Having the odd drink does not make you necessarily unfit to drive, but everyone responds to alcohol differently. Some people may find it hard to concentrate even if they have only had a very little alcohol, while others may have a blood alcohol level well over the limit and still behave as if they are in full control of their vehicle.
The OWI process starts if you are stopped by police
A police officer may justifiably stop you when driving for a number of reasons. Your driving may seem erratic; you may not have all your lights on or working if at night; it may be a routine stop to check driver licenses and driver registration. In most cases, he or she will notice how you respond and become suspicious if your speech is slurred, your breath reeks of alcohol or your responses seem sluggish. They may then ask if you have been drinking. Should you tell the truth? If you have had a drink and you think that the officer noticed it, it is best to be honest and say that you have had a drink. Be courteous and co-operative. Having admitted that you have had a drink, you will probably be asked to complete a field sobriety test.
The field sobriety test
If you are asked to complete a field sobriety test, you do not legally have to agree. There are many reasons why attorneys caution drivers about these tests. They tend to be subjective and difficult to measure with any accuracy. They do not take into account the degree of physical athleticism of the person tested. Tests can be influenced by fatigue and any medication taken. However, if you are feeling alert and physically able to follow instructions out of your car, then by all means agree to do them. Bear in mind that if you fail any of the tests, you could be asked to accompany the officer to the nearest police station and complete a chemical test for alcohol. If you complete the tests well, then most likely you will be allowed to proceed.
The preliminary breath test
The preliminary breath test (PBT) is a hand held on- the spot test for alcohol that may or may not be used on you. You do have the option of refusing, but if you do refuse, you could receive a ticket for refusing a PBT and a fine. If the officer suspects that you are OWI, you will probably then be arrested and taken to a police station for a further test and questioning. PBTs are not admissible in court because of their poor record of accuracy.
The chemical test for blood alcohol

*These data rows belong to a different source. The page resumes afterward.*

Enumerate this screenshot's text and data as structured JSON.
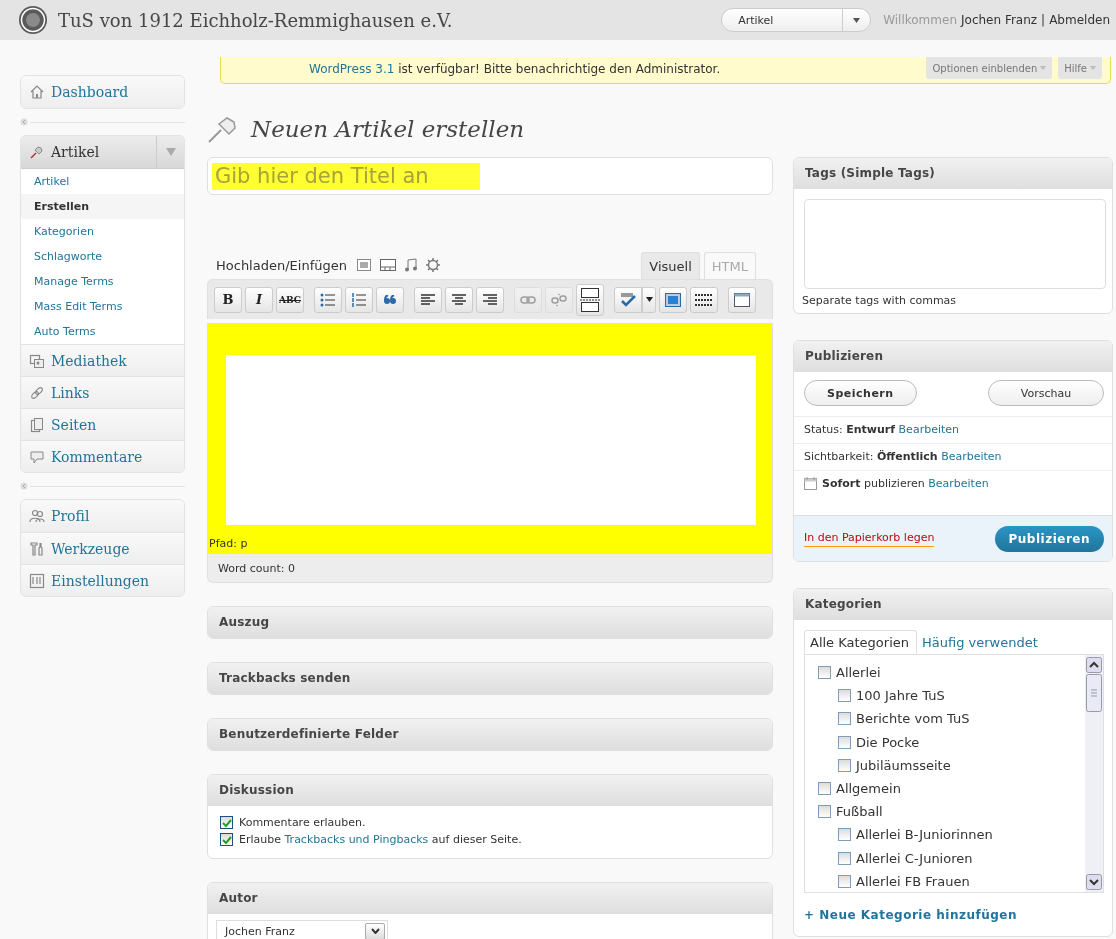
{
  "header": {
    "site_title": "TuS von 1912 Eichholz-Remmighausen e.V.",
    "quick_menu": "Artikel",
    "greeting": "Willkommen",
    "user": "Jochen Franz",
    "separator": "|",
    "logout": "Abmelden"
  },
  "notice": {
    "link": "WordPress 3.1",
    "text": " ist verfügbar! Bitte benachrichtige den Administrator."
  },
  "screen_tabs": [
    "Optionen einblenden",
    "Hilfe"
  ],
  "sidebar": {
    "groups": [
      [
        {
          "label": "Dashboard",
          "kind": "dashboard"
        }
      ],
      [
        {
          "label": "Artikel",
          "kind": "posts",
          "expanded": true,
          "children": [
            {
              "label": "Artikel",
              "selected": false
            },
            {
              "label": "Erstellen",
              "selected": true
            },
            {
              "label": "Kategorien",
              "selected": false
            },
            {
              "label": "Schlagworte",
              "selected": false
            },
            {
              "label": "Manage Terms",
              "selected": false
            },
            {
              "label": "Mass Edit Terms",
              "selected": false
            },
            {
              "label": "Auto Terms",
              "selected": false
            }
          ]
        },
        {
          "label": "Mediathek",
          "kind": "media"
        },
        {
          "label": "Links",
          "kind": "links"
        },
        {
          "label": "Seiten",
          "kind": "pages"
        },
        {
          "label": "Kommentare",
          "kind": "comments"
        }
      ],
      [
        {
          "label": "Profil",
          "kind": "profile"
        },
        {
          "label": "Werkzeuge",
          "kind": "tools"
        },
        {
          "label": "Einstellungen",
          "kind": "settings"
        }
      ]
    ]
  },
  "page_title": "Neuen Artikel erstellen",
  "title_field": {
    "placeholder": "Gib hier den Titel an"
  },
  "editor": {
    "upload_label": "Hochladen/Einfügen",
    "tabs": [
      {
        "label": "Visuell",
        "selected": true
      },
      {
        "label": "HTML",
        "selected": false
      }
    ],
    "toolbar": [
      {
        "kind": "bold",
        "label": "B",
        "disabled": false
      },
      {
        "kind": "italic",
        "label": "I",
        "disabled": false
      },
      {
        "kind": "strikethrough",
        "label": "ABC",
        "disabled": false
      },
      {
        "kind": "bullet-list",
        "disabled": false
      },
      {
        "kind": "numbered-list",
        "disabled": false
      },
      {
        "kind": "blockquote",
        "disabled": false
      },
      {
        "kind": "align-left",
        "disabled": false
      },
      {
        "kind": "align-center",
        "disabled": false
      },
      {
        "kind": "align-right",
        "disabled": false
      },
      {
        "kind": "link",
        "disabled": true
      },
      {
        "kind": "unlink",
        "disabled": true
      },
      {
        "kind": "more",
        "disabled": false
      },
      {
        "kind": "spellcheck",
        "disabled": false
      },
      {
        "kind": "fullscreen",
        "disabled": false
      },
      {
        "kind": "kitchen-sink",
        "disabled": false
      },
      {
        "kind": "window",
        "disabled": false
      }
    ],
    "path": "Pfad: p",
    "word_count": "Word count: 0"
  },
  "main_boxes": [
    {
      "title": "Auszug",
      "kind": "closed"
    },
    {
      "title": "Trackbacks senden",
      "kind": "closed"
    },
    {
      "title": "Benutzerdefinierte Felder",
      "kind": "closed"
    },
    {
      "title": "Diskussion",
      "kind": "discussion",
      "options": [
        {
          "checked": true,
          "parts": [
            {
              "kind": "text",
              "text": "Kommentare erlauben."
            }
          ]
        },
        {
          "checked": true,
          "parts": [
            {
              "kind": "text",
              "text": "Erlaube "
            },
            {
              "kind": "link",
              "text": "Trackbacks und Pingbacks"
            },
            {
              "kind": "text",
              "text": " auf dieser Seite."
            }
          ]
        }
      ]
    },
    {
      "title": "Autor",
      "kind": "author",
      "value": "Jochen Franz"
    }
  ],
  "side_boxes": [
    {
      "title": "Tags (Simple Tags)",
      "kind": "tags",
      "hint": "Separate tags with commas"
    },
    {
      "title": "Publizieren",
      "kind": "publish",
      "buttons": [
        "Speichern",
        "Vorschau"
      ],
      "rows": [
        {
          "kind": "status",
          "text": "Status: **Entwurf**",
          "link": "Bearbeiten"
        },
        {
          "kind": "visibility",
          "text": "Sichtbarkeit: **Öffentlich**",
          "link": "Bearbeiten"
        },
        {
          "kind": "schedule",
          "text": "**Sofort** publizieren",
          "link": "Bearbeiten"
        }
      ],
      "trash": "In den Papierkorb legen",
      "primary": "Publizieren"
    },
    {
      "title": "Kategorien",
      "kind": "categories",
      "tabs": [
        {
          "label": "Alle Kategorien",
          "selected": true
        },
        {
          "label": "Häufig verwendet",
          "selected": false
        }
      ],
      "items": [
        {
          "label": "Allerlei",
          "checked": false,
          "children": [
            {
              "label": "100 Jahre TuS",
              "checked": false
            },
            {
              "label": "Berichte vom TuS",
              "checked": false
            },
            {
              "label": "Die Pocke",
              "checked": false
            },
            {
              "label": "Jubiläumsseite",
              "checked": false
            }
          ]
        },
        {
          "label": "Allgemein",
          "checked": false
        },
        {
          "label": "Fußball",
          "checked": false,
          "children": [
            {
              "label": "Allerlei B-Juniorinnen",
              "checked": false
            },
            {
              "label": "Allerlei C-Junioren",
              "checked": false
            },
            {
              "label": "Allerlei FB Frauen",
              "checked": false
            }
          ]
        }
      ],
      "add_link": "+ Neue Kategorie hinzufügen"
    }
  ]
}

If the OWI procedure has advanced to the stage that you are taken to a police station, you will be asked to take a chemical test for blood alcohol. In most cases across Michigan, this is the breathalyzer. It is a criminal offense to refuse to take this test, although unless you are unconscious, police cannot force you to take it. If you do refuse to take the test, you will face a separate charge against you which is independent of any OWI charge. Your driving license will also be suspended immediately. This will happen even if you are not charged with OWI. It means that you will have to fight to get your license reinstated and will probably spend one night at least in jail. It is best to go along with the test, but take notice of any irregularities as these can work later in your defense if you are charged.

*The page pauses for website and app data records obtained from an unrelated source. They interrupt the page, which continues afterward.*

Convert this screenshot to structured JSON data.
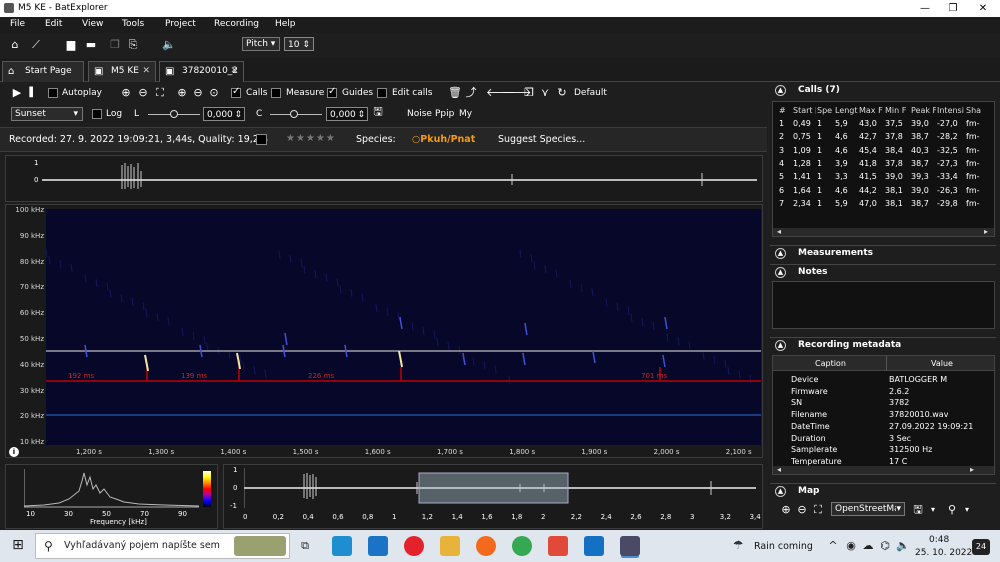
{
  "window": {
    "title": "M5 KE - BatExplorer",
    "minimize": "—",
    "maximize": "❐",
    "close": "✕"
  },
  "menu": [
    "File",
    "Edit",
    "View",
    "Tools",
    "Project",
    "Recording",
    "Help"
  ],
  "toolbar1": {
    "pitch_label": "Pitch",
    "pitch_value": "10"
  },
  "tabs": [
    {
      "label": "Start Page"
    },
    {
      "label": "M5 KE",
      "close": "✕"
    },
    {
      "label": "37820010_2",
      "close": "✕"
    }
  ],
  "spectro_toolbar": {
    "autoplay": "Autoplay",
    "calls": "Calls",
    "measure": "Measure",
    "guides": "Guides",
    "edit_calls": "Edit calls",
    "default": "Default",
    "palette": "Sunset",
    "log": "Log",
    "l_label": "L",
    "l_value": "0,000",
    "c_label": "C",
    "c_value": "0,000",
    "noise": "Noise",
    "ppip": "Ppip",
    "my": "My"
  },
  "info": {
    "recorded": "Recorded: 27. 9. 2022 19:09:21, 3,44s, Quality: 19,2%",
    "stars": "★★★★★",
    "species_label": "Species:",
    "species_value": "Pkuh/Pnat",
    "suggest": "Suggest Species..."
  },
  "wave_top": {
    "y_max": "1",
    "y_zero": "0"
  },
  "spectrogram": {
    "y_ticks": [
      "100 kHz",
      "90 kHz",
      "80 kHz",
      "70 kHz",
      "60 kHz",
      "50 kHz",
      "40 kHz",
      "30 kHz",
      "20 kHz",
      "10 kHz"
    ],
    "x_ticks": [
      "1,200 s",
      "1,300 s",
      "1,400 s",
      "1,500 s",
      "1,600 s",
      "1,700 s",
      "1,800 s",
      "1,900 s",
      "2,000 s",
      "2,100 s"
    ],
    "interval_labels": [
      "192 ms",
      "139 ms",
      "226 ms",
      "701 ms"
    ],
    "info_icon": "i"
  },
  "freq_pane": {
    "x_ticks": [
      "10",
      "30",
      "50",
      "70",
      "90"
    ],
    "xlabel": "Frequency [kHz]"
  },
  "wave_bottom": {
    "y_ticks": [
      "1",
      "0",
      "-1"
    ],
    "x_ticks": [
      "0",
      "0,2",
      "0,4",
      "0,6",
      "0,8",
      "1",
      "1,2",
      "1,4",
      "1,6",
      "1,8",
      "2",
      "2,2",
      "2,4",
      "2,6",
      "2,8",
      "3",
      "3,2",
      "3,4"
    ]
  },
  "calls_panel": {
    "title": "Calls (7)",
    "columns": [
      "#",
      "Start [",
      "Spe",
      "Lengt",
      "Max F",
      "Min F",
      "Peak F",
      "Intensi",
      "Sha"
    ],
    "rows": [
      [
        "1",
        "0,49",
        "1",
        "5,9",
        "43,0",
        "37,5",
        "39,0",
        "-27,0",
        "fm-"
      ],
      [
        "2",
        "0,75",
        "1",
        "4,6",
        "42,7",
        "37,8",
        "38,7",
        "-28,2",
        "fm-"
      ],
      [
        "3",
        "1,09",
        "1",
        "4,6",
        "45,4",
        "38,4",
        "40,3",
        "-32,5",
        "fm-"
      ],
      [
        "4",
        "1,28",
        "1",
        "3,9",
        "41,8",
        "37,8",
        "38,7",
        "-27,3",
        "fm-"
      ],
      [
        "5",
        "1,41",
        "1",
        "3,3",
        "41,5",
        "39,0",
        "39,3",
        "-33,4",
        "fm-"
      ],
      [
        "6",
        "1,64",
        "1",
        "4,6",
        "44,2",
        "38,1",
        "39,0",
        "-26,3",
        "fm-"
      ],
      [
        "7",
        "2,34",
        "1",
        "5,9",
        "47,0",
        "38,1",
        "38,7",
        "-29,8",
        "fm-"
      ]
    ]
  },
  "measurements_panel": {
    "title": "Measurements"
  },
  "notes_panel": {
    "title": "Notes"
  },
  "metadata_panel": {
    "title": "Recording metadata",
    "columns": [
      "Caption",
      "Value"
    ],
    "rows": [
      [
        "Device",
        "BATLOGGER M"
      ],
      [
        "Firmware",
        "2.6.2"
      ],
      [
        "SN",
        "3782"
      ],
      [
        "Filename",
        "37820010.wav"
      ],
      [
        "DateTime",
        "27.09.2022 19:09:21"
      ],
      [
        "Duration",
        "3 Sec"
      ],
      [
        "Samplerate",
        "312500 Hz"
      ],
      [
        "Temperature",
        "17 C"
      ]
    ]
  },
  "map_panel": {
    "title": "Map",
    "provider": "OpenStreetMa"
  },
  "taskbar": {
    "search_placeholder": "Vyhľadávaný pojem napíšte sem",
    "weather": "Rain coming",
    "time": "0:48",
    "date": "25. 10. 2022",
    "notifications": "24"
  },
  "colors": {
    "accent_orange": "#f39c12",
    "spectro_bg": "#07072a",
    "red_line": "#c00000",
    "blue_line": "#2a6fd6"
  }
}
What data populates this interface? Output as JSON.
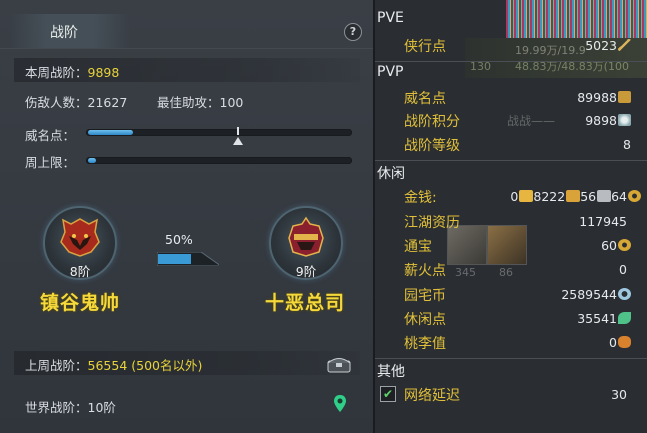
{
  "left": {
    "tab_title": "战阶",
    "help": "?",
    "this_week_label": "本周战阶：",
    "this_week_value": "9898",
    "defeated_label": "伤敌人数：",
    "defeated_value": "21627",
    "assist_label": "最佳助攻：",
    "assist_value": "100",
    "prestige_label": "威名点：",
    "prestige_progress": 0.17,
    "weekly_cap_label": "周上限：",
    "weekly_cap_progress": 0.02,
    "current_rank": {
      "level": "8阶",
      "name": "镇谷鬼帅"
    },
    "next_rank": {
      "level": "9阶",
      "name": "十恶总司"
    },
    "progress_percent": "50%",
    "progress_fraction": 0.5,
    "last_week_label": "上周战阶：",
    "last_week_value": "56554 (500名以外)",
    "world_label": "世界战阶：",
    "world_value": "10阶"
  },
  "right": {
    "bg_stat1": "19.99万/19.9",
    "bg_stat2": "48.83万/48.83万(100",
    "bg_stat3": "130",
    "bg_text_mid": "战战——",
    "slot_numbers": [
      "345",
      "86"
    ],
    "sections": {
      "pve": "PVE",
      "pvp": "PVP",
      "leisure": "休闲",
      "other": "其他"
    },
    "pve_items": [
      {
        "label": "侠行点",
        "value": "5023",
        "icon": "sword-icon"
      }
    ],
    "pvp_items": [
      {
        "label": "威名点",
        "value": "89988",
        "icon": "pouch-icon"
      },
      {
        "label": "战阶积分",
        "value": "9898",
        "icon": "medal-icon"
      },
      {
        "label": "战阶等级",
        "value": "8",
        "icon": ""
      }
    ],
    "leisure_money": {
      "label": "金钱:",
      "gold": "0",
      "silver": "8222",
      "copper": "56",
      "coin": "64"
    },
    "leisure_items": [
      {
        "label": "江湖资历",
        "value": "117945",
        "icon": ""
      },
      {
        "label": "通宝",
        "value": "60",
        "icon": "coin-icon"
      },
      {
        "label": "薪火点",
        "value": "0",
        "icon": ""
      },
      {
        "label": "园宅币",
        "value": "2589544",
        "icon": "swirl-icon"
      },
      {
        "label": "休闲点",
        "value": "35541",
        "icon": "leaf-icon"
      },
      {
        "label": "桃李值",
        "value": "0",
        "icon": "gourd-icon"
      }
    ],
    "other_items": [
      {
        "label": "网络延迟",
        "value": "30",
        "checked": true
      }
    ]
  }
}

What next after a charge of OWI?
If your blood alcohol level (BAC) is over 0.08% (or less if you are a commercial driver or a minor), you will probably be charged with OWI. Even if your BAC is less than that, you may still be charged with OWI based on field sobriety tests or other responses, but it will be harder for prosecutors to prove that you were OWI itself.

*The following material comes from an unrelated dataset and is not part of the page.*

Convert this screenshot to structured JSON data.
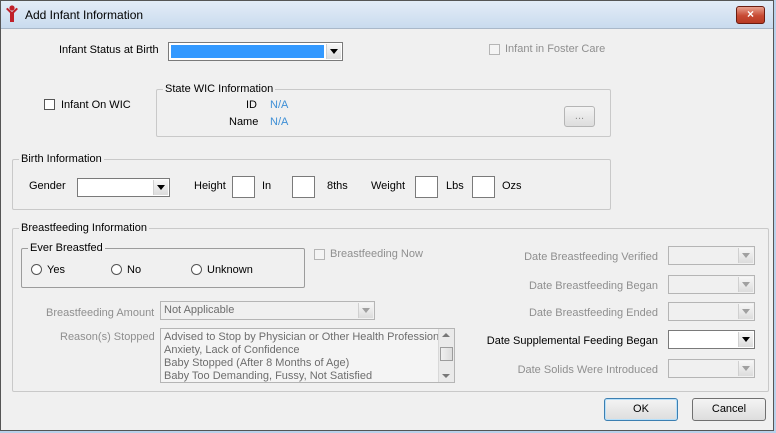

At this stage, you need to be as calm as possible and contact a criminal defense/ OWI attorney as soon as possible. An experienced OWI attorney at Abood Law can be contacted in Birmingham at 248.549/0000 or East Lansing at 517.332.5900.